  • Location
    Idaho, United States
  • Interests
    I am a maths freak and an applied chemistry fanatic.
  • Favorite Area of Science
    Chemistry, Mathematics
  • Biography
    I learn for fun but have put little of it to use.
  1. You are limited to how small you can obtain a bit of information in an area, however if you think of electrons as bits you can get seemingly infinity small. The most I can assume you can fit in a weight of 1 gram is 6.02 x 10^23 bits of data stored in the form of hydrogen molecules. That number is 602 sextillion which is quite a large number. In terms of data that is 64 xona bytes.
  2. Weird Algebra 1 problem

    It is a composition problem you put f(x) in for x. So with your equation you would have 4(4x-5)-5=23 If that makes sense don't read further. The idea of a composition function is to place a function inside of another function. Common function names used are f(x) and g(x) however this does not have to be you can have other names such as h(x) There are two ways to tell a composition function f(g(x)) or f(x)○g(x) So say you have your problem, lets split it up into two separate functions f and g. f(x) = 4x-5 and g(x) = 4x-5 We take the function f(x) and replace all x's with g(x) and set it equal to 23 like such. 4(g(x)) - 5 = 23 Now we plug in g(x) 4(4x - 5) - 5 = 23 and begin to solve 16x - 20 - 5 = 23 16x - 25 = 23 16x = 48 x = 3
  3. 4,2,1

    All even numbers are divisible by 2. So if you always make an even number you will eventually lead to 4,2,1. 3x+1=ODD+1=EVEN.
  4. 4,2,1

    So there is this weird phenomenon that occurs when you follow these specific rules: If ODD 3x+1 If EVEN x/2 The theory is that if you take a number through these rules as far as possible you will achieve a never ending cycle of 4,2,1. So say for instance you start with 5 follow the ODD function to get 16 then even function for 8 again for 4 again for 2 again for 1 then 4, 2, 1, 4, 2, 1... As far as I am aware this has not been proven to work for every number and it is unsure if there could be other sequences like this that appear from numbers untried.
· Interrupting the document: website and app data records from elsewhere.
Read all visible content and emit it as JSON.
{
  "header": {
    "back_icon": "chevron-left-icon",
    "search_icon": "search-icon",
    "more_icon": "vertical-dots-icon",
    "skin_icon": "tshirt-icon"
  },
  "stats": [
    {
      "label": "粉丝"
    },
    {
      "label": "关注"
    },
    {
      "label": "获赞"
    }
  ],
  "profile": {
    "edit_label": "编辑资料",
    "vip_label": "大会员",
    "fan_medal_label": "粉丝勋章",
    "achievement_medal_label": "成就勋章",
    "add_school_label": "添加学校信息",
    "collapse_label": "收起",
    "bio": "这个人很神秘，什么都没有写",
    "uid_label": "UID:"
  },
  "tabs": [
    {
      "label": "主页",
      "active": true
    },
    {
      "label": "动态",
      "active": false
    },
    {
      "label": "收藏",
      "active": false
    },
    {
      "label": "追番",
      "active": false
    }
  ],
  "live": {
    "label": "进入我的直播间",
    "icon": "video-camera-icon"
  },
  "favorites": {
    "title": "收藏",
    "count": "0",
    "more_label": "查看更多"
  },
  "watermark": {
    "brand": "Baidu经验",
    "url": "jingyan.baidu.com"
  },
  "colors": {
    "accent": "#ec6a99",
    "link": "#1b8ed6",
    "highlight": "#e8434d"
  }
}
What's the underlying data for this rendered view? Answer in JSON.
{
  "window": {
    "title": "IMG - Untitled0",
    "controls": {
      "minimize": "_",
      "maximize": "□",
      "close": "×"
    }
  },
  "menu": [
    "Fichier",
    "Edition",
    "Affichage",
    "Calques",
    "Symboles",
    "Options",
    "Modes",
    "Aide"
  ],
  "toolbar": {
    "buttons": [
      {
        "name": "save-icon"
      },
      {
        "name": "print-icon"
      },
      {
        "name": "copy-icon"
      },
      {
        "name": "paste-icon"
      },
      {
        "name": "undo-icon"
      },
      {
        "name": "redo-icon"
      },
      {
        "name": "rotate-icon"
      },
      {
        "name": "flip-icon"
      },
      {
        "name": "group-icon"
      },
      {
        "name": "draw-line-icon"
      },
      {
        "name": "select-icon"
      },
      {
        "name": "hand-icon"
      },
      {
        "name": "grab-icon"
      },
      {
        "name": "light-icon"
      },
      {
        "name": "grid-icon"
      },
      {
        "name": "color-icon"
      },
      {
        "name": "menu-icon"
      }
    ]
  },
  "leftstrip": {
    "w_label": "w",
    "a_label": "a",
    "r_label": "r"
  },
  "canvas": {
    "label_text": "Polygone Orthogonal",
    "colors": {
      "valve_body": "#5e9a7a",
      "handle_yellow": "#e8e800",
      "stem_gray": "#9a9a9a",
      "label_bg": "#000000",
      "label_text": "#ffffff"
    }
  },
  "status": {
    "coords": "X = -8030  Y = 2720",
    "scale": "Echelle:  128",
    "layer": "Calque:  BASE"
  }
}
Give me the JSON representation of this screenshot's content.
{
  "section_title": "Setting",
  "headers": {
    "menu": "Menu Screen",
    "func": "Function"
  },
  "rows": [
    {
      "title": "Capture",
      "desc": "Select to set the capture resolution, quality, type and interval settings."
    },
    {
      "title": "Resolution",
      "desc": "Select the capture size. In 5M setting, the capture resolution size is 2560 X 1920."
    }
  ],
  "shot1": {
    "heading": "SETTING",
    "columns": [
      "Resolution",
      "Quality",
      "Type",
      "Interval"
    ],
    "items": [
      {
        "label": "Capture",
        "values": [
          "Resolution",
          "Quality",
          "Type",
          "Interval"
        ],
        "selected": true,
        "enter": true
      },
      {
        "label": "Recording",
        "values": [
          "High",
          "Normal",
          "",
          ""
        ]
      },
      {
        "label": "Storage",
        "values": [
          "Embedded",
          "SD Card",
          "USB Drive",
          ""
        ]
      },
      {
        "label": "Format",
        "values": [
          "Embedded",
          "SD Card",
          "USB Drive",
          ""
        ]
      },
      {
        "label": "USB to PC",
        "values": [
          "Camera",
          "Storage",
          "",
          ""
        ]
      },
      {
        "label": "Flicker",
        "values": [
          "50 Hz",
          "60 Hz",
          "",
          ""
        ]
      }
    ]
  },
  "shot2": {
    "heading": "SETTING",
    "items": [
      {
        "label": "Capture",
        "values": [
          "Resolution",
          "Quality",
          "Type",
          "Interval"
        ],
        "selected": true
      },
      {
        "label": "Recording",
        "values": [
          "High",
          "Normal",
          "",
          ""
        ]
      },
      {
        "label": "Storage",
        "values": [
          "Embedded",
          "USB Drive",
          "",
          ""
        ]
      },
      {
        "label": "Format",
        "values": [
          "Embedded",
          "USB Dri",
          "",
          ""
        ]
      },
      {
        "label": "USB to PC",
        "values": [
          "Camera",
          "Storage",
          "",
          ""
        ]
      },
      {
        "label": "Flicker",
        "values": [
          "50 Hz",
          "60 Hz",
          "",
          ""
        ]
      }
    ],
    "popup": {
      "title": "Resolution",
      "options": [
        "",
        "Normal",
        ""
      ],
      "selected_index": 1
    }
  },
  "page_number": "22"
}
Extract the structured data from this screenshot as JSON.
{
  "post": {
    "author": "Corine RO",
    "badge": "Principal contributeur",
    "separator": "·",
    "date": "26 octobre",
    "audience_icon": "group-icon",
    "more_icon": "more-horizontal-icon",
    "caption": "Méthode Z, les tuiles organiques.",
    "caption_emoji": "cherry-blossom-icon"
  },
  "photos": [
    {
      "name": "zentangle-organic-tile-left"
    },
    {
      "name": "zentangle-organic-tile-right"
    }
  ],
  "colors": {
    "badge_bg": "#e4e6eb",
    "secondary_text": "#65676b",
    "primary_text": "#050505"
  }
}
I guess my point is for a discussion to see if it can't be proven.